Continuing our quest to have a Royal invite us to stay at one of their palace apartments, we traveled nearly 12 miles to the southwest of London to visit Hampton Court ( but once again, we did not receive any invitation to stay. However, next week we head to Scotland,, so we can always hope for an invitation to either Balmoral or Holyroodhouse). In 1515, Cardinal Wolsey purchased a private courtier's house and renovated it into a magnificent bishop's palace. Wolsey's friend, King Henry VIII visited often and became so enarmoured by Hampton Court, that in 1529 he seized it. Henry did his own renovations, creating one of the most glorious palaces in England. Henry owned at least 60 houses and palaces throughout England. Hampton Court is one of only two of Henry's properties to have survived through the centuries. When William III and Mary II captured the throne in 1689, they hired Sir Christopher Wren to rebuild it. Enthralled by the Palace of Versailles, Wren completely overhauled Hampton Court to rival its French counterpart. Since the 18th century, it was not inhabited by the Royal Family and fell into neglect by 1760. Then, in 1838, Queen Victoria began an ambitious restoration project in order to open Hampton Court to the public. A major fire in 1986 destroyed the King's apartments section, but was quickly rebuilt. Currently, Hampton Court is cared for the independent charity, Historic Royal Palaces.

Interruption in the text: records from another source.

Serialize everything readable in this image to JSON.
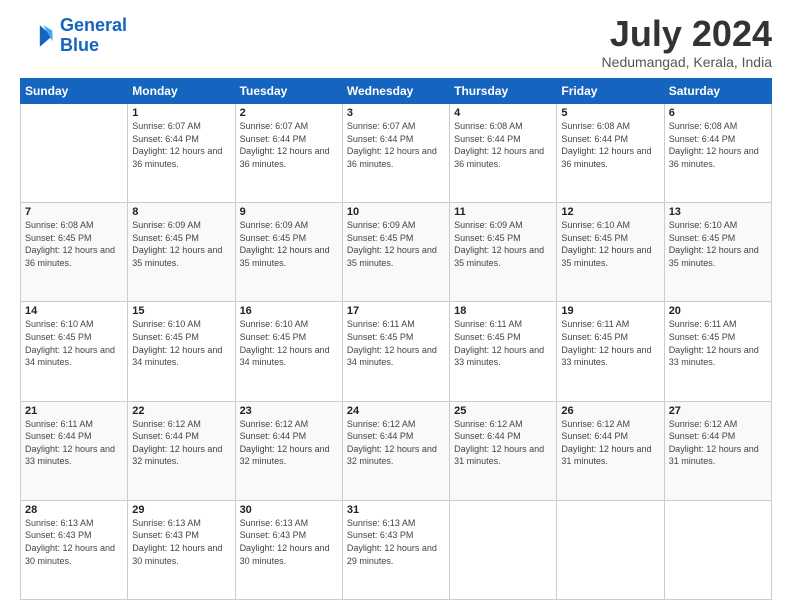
{
  "logo": {
    "line1": "General",
    "line2": "Blue"
  },
  "title": "July 2024",
  "subtitle": "Nedumangad, Kerala, India",
  "days_of_week": [
    "Sunday",
    "Monday",
    "Tuesday",
    "Wednesday",
    "Thursday",
    "Friday",
    "Saturday"
  ],
  "weeks": [
    [
      {
        "day": "",
        "sunrise": "",
        "sunset": "",
        "daylight": ""
      },
      {
        "day": "1",
        "sunrise": "Sunrise: 6:07 AM",
        "sunset": "Sunset: 6:44 PM",
        "daylight": "Daylight: 12 hours and 36 minutes."
      },
      {
        "day": "2",
        "sunrise": "Sunrise: 6:07 AM",
        "sunset": "Sunset: 6:44 PM",
        "daylight": "Daylight: 12 hours and 36 minutes."
      },
      {
        "day": "3",
        "sunrise": "Sunrise: 6:07 AM",
        "sunset": "Sunset: 6:44 PM",
        "daylight": "Daylight: 12 hours and 36 minutes."
      },
      {
        "day": "4",
        "sunrise": "Sunrise: 6:08 AM",
        "sunset": "Sunset: 6:44 PM",
        "daylight": "Daylight: 12 hours and 36 minutes."
      },
      {
        "day": "5",
        "sunrise": "Sunrise: 6:08 AM",
        "sunset": "Sunset: 6:44 PM",
        "daylight": "Daylight: 12 hours and 36 minutes."
      },
      {
        "day": "6",
        "sunrise": "Sunrise: 6:08 AM",
        "sunset": "Sunset: 6:44 PM",
        "daylight": "Daylight: 12 hours and 36 minutes."
      }
    ],
    [
      {
        "day": "7",
        "sunrise": "Sunrise: 6:08 AM",
        "sunset": "Sunset: 6:45 PM",
        "daylight": "Daylight: 12 hours and 36 minutes."
      },
      {
        "day": "8",
        "sunrise": "Sunrise: 6:09 AM",
        "sunset": "Sunset: 6:45 PM",
        "daylight": "Daylight: 12 hours and 35 minutes."
      },
      {
        "day": "9",
        "sunrise": "Sunrise: 6:09 AM",
        "sunset": "Sunset: 6:45 PM",
        "daylight": "Daylight: 12 hours and 35 minutes."
      },
      {
        "day": "10",
        "sunrise": "Sunrise: 6:09 AM",
        "sunset": "Sunset: 6:45 PM",
        "daylight": "Daylight: 12 hours and 35 minutes."
      },
      {
        "day": "11",
        "sunrise": "Sunrise: 6:09 AM",
        "sunset": "Sunset: 6:45 PM",
        "daylight": "Daylight: 12 hours and 35 minutes."
      },
      {
        "day": "12",
        "sunrise": "Sunrise: 6:10 AM",
        "sunset": "Sunset: 6:45 PM",
        "daylight": "Daylight: 12 hours and 35 minutes."
      },
      {
        "day": "13",
        "sunrise": "Sunrise: 6:10 AM",
        "sunset": "Sunset: 6:45 PM",
        "daylight": "Daylight: 12 hours and 35 minutes."
      }
    ],
    [
      {
        "day": "14",
        "sunrise": "Sunrise: 6:10 AM",
        "sunset": "Sunset: 6:45 PM",
        "daylight": "Daylight: 12 hours and 34 minutes."
      },
      {
        "day": "15",
        "sunrise": "Sunrise: 6:10 AM",
        "sunset": "Sunset: 6:45 PM",
        "daylight": "Daylight: 12 hours and 34 minutes."
      },
      {
        "day": "16",
        "sunrise": "Sunrise: 6:10 AM",
        "sunset": "Sunset: 6:45 PM",
        "daylight": "Daylight: 12 hours and 34 minutes."
      },
      {
        "day": "17",
        "sunrise": "Sunrise: 6:11 AM",
        "sunset": "Sunset: 6:45 PM",
        "daylight": "Daylight: 12 hours and 34 minutes."
      },
      {
        "day": "18",
        "sunrise": "Sunrise: 6:11 AM",
        "sunset": "Sunset: 6:45 PM",
        "daylight": "Daylight: 12 hours and 33 minutes."
      },
      {
        "day": "19",
        "sunrise": "Sunrise: 6:11 AM",
        "sunset": "Sunset: 6:45 PM",
        "daylight": "Daylight: 12 hours and 33 minutes."
      },
      {
        "day": "20",
        "sunrise": "Sunrise: 6:11 AM",
        "sunset": "Sunset: 6:45 PM",
        "daylight": "Daylight: 12 hours and 33 minutes."
      }
    ],
    [
      {
        "day": "21",
        "sunrise": "Sunrise: 6:11 AM",
        "sunset": "Sunset: 6:44 PM",
        "daylight": "Daylight: 12 hours and 33 minutes."
      },
      {
        "day": "22",
        "sunrise": "Sunrise: 6:12 AM",
        "sunset": "Sunset: 6:44 PM",
        "daylight": "Daylight: 12 hours and 32 minutes."
      },
      {
        "day": "23",
        "sunrise": "Sunrise: 6:12 AM",
        "sunset": "Sunset: 6:44 PM",
        "daylight": "Daylight: 12 hours and 32 minutes."
      },
      {
        "day": "24",
        "sunrise": "Sunrise: 6:12 AM",
        "sunset": "Sunset: 6:44 PM",
        "daylight": "Daylight: 12 hours and 32 minutes."
      },
      {
        "day": "25",
        "sunrise": "Sunrise: 6:12 AM",
        "sunset": "Sunset: 6:44 PM",
        "daylight": "Daylight: 12 hours and 31 minutes."
      },
      {
        "day": "26",
        "sunrise": "Sunrise: 6:12 AM",
        "sunset": "Sunset: 6:44 PM",
        "daylight": "Daylight: 12 hours and 31 minutes."
      },
      {
        "day": "27",
        "sunrise": "Sunrise: 6:12 AM",
        "sunset": "Sunset: 6:44 PM",
        "daylight": "Daylight: 12 hours and 31 minutes."
      }
    ],
    [
      {
        "day": "28",
        "sunrise": "Sunrise: 6:13 AM",
        "sunset": "Sunset: 6:43 PM",
        "daylight": "Daylight: 12 hours and 30 minutes."
      },
      {
        "day": "29",
        "sunrise": "Sunrise: 6:13 AM",
        "sunset": "Sunset: 6:43 PM",
        "daylight": "Daylight: 12 hours and 30 minutes."
      },
      {
        "day": "30",
        "sunrise": "Sunrise: 6:13 AM",
        "sunset": "Sunset: 6:43 PM",
        "daylight": "Daylight: 12 hours and 30 minutes."
      },
      {
        "day": "31",
        "sunrise": "Sunrise: 6:13 AM",
        "sunset": "Sunset: 6:43 PM",
        "daylight": "Daylight: 12 hours and 29 minutes."
      },
      {
        "day": "",
        "sunrise": "",
        "sunset": "",
        "daylight": ""
      },
      {
        "day": "",
        "sunrise": "",
        "sunset": "",
        "daylight": ""
      },
      {
        "day": "",
        "sunrise": "",
        "sunset": "",
        "daylight": ""
      }
    ]
  ]
}
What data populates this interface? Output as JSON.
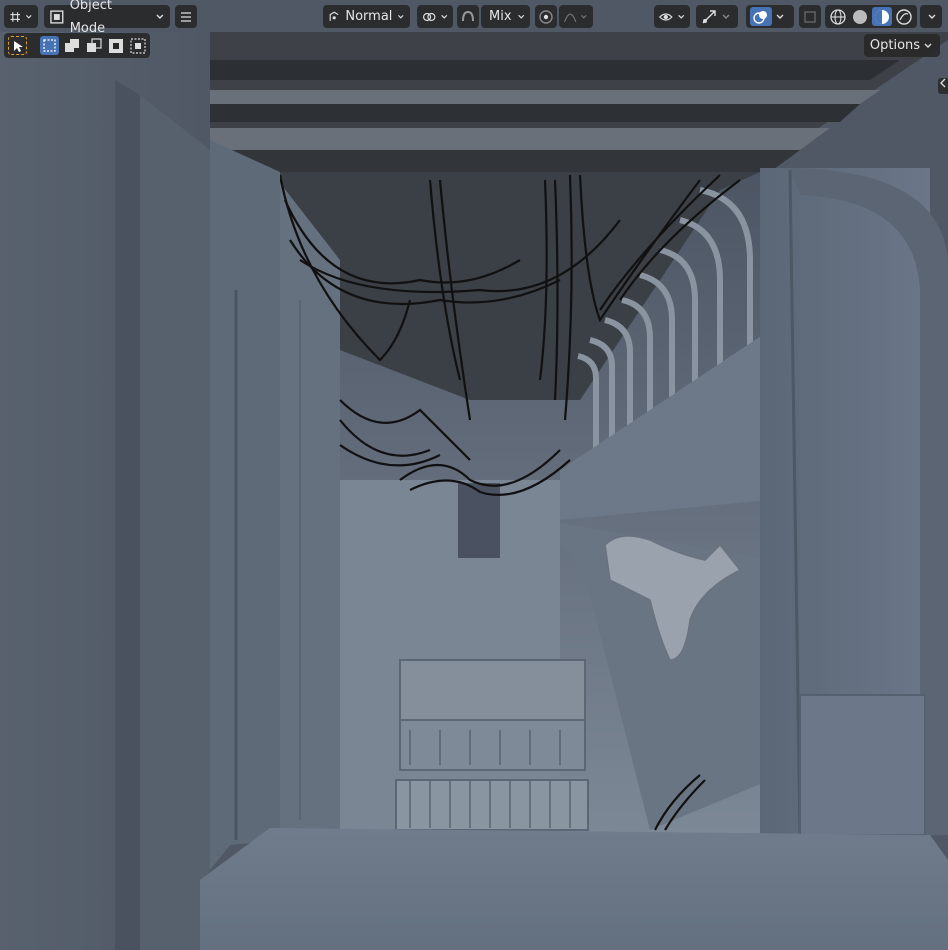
{
  "header": {
    "editor_type_icon": "viewport-grid-icon",
    "mode_label": "Object Mode",
    "menu_icon": "hamburger-menu-icon",
    "orientation_label": "Normal",
    "pivot_icon": "transform-pivot-icon",
    "snap_icon": "snap-magnet-icon",
    "proportional_label": "Mix",
    "proportional_icon": "proportional-editing-icon",
    "falloff_icon": "falloff-curve-icon",
    "visibility_icon": "eye-visibility-icon",
    "gizmo_icon": "gizmo-icon",
    "overlay_icon": "overlay-icon",
    "xray_icon": "xray-icon",
    "shading": [
      "wireframe",
      "solid",
      "material-preview",
      "rendered"
    ],
    "active_shading": "material-preview"
  },
  "toolrow": {
    "select_tool_icon": "select-cursor-icon",
    "modes": [
      "new-selection",
      "extend-selection",
      "subtract-selection",
      "invert-selection",
      "intersect-selection"
    ]
  },
  "options_label": "Options",
  "colors": {
    "accent": "#4772b3",
    "ui_bg": "#282828",
    "wall": "#5d6878",
    "floor": "#6b7788",
    "ceiling": "#3a3d42"
  }
}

Carl and Lorraine Aveni are two retirees planning on traveling through Europe for at least one year.